Jonah Lomu, considered one of New Zealand’s finest rugby union players of all time, has died at the age of 40.
New Zealand rugby union great Jonah Lomu has died aged 40.
Lomu, who scored 43 tries in 73 matches for New Zealand between 1994 and 2002, had been diagnosed with a rare and serious kidney condition.
It forced him to quit the game and he had a kidney transplant in 2004, but the organ stopped functioning in 2011.
“Jonah was a legend of our game and loved by his many fans both here and around the world,” said New Zealand Rugby chief executive Steve Tew.
“We’re lost for words and our heartfelt sympathies go out to Jonah’s family.”
Family spokesman John Mayhew told New Zealand television that Lomu’s death was “totally unexpected” and that he had only arrived back from the UK on Tuesday, after spending time there for the Rugby World Cup.
New Zealand Prime Minister John Key said: “The thoughts of the entire country are with his family.”
In an interview with the Daily Mail in August, Lomu had said he was on dialysis and hoping for a second kidney transplant.
He is survived by his wife Nadene and two sons.
‘Blend of pace, power and size never before seen’
Jonah Lomu in action against England in the 1995 Rugby World Cup semi-final
Jonah Lomu scored 43 All Blacks tries, including four against England in the 1995 World Cup semi-final
BBC Radio 5 live’s rugby union reporter Chris Jones:
No-one transcended the sport of rugby union quite like Jonah Lomu. Bursting onto the scene of the 1995 World Cup, Lomu was a force of nature, the player of the tournament by some distance. His blend of pace, power and size never before seen.
Despite his health problems, he had been working in the UK during the recent Rugby World Cup, which makes his death all the more shocking.
Quite simply, Lomu was a giant of world rugby. The man who changed the game forever.
Lomu made his Test debut in 1994 against France in Christchurch.
As well as playing for several domestic teams in his homeland, he made 10 appearances for Cardiff Blues in Wales between 2005 and 2006, shortly before his retirement.
Despite never winning the World Cup, he is the joint top try-scorer in its history – alongside South Africa wing Bryan Habana – with 15 tries in 11 games during the 1995 and 1999 tournaments.
The winger captured global attention by scoring four tries against England in the 1995 semi-final, including a memorable solo effort where he ran over the top of full-back Mike Catt.
Former New Zealand captain Sean Fitzpatrick tweeted: “Our thoughts are with the Jonah Lomu family tonight. A very special person.”
All Blacks World Cup winner Dan Carter tweeted: “I still can’t believe the sad news. Love and thoughts go out to Jonah’s family.”
And former Wales fly-half Jonathan Davies said: “Can’t believe that Jonah Lomu has passed away. Was with him and his wife and family for an evening last month.
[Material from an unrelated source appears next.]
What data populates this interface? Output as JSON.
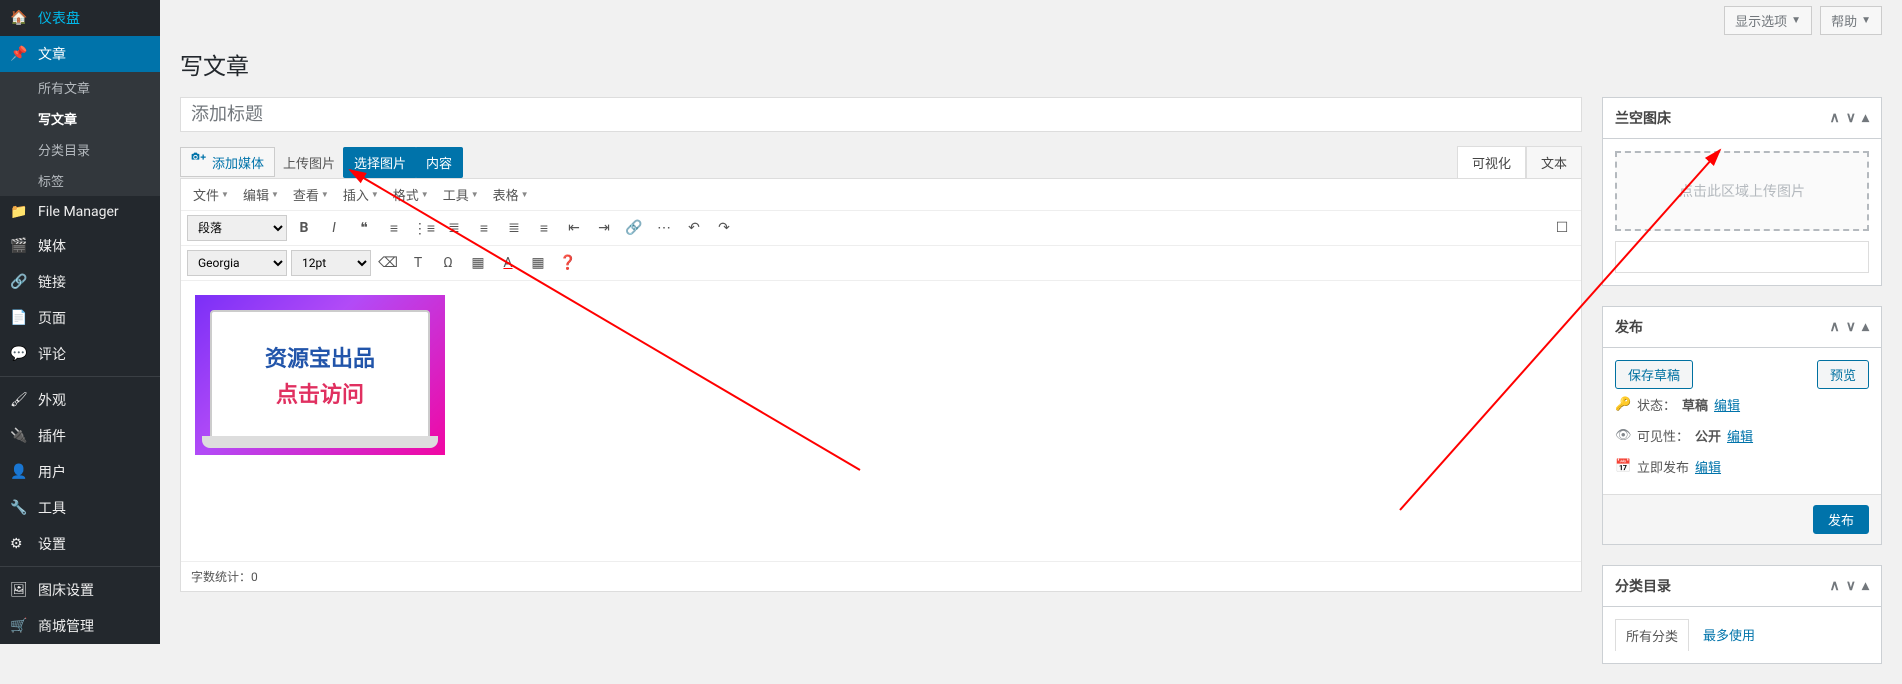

“So sad, life is so cruel. RIP Jonah you were a true legend and a gentleman. You changed the game of rugby and will be sorely missed. My thoughts are with your family.”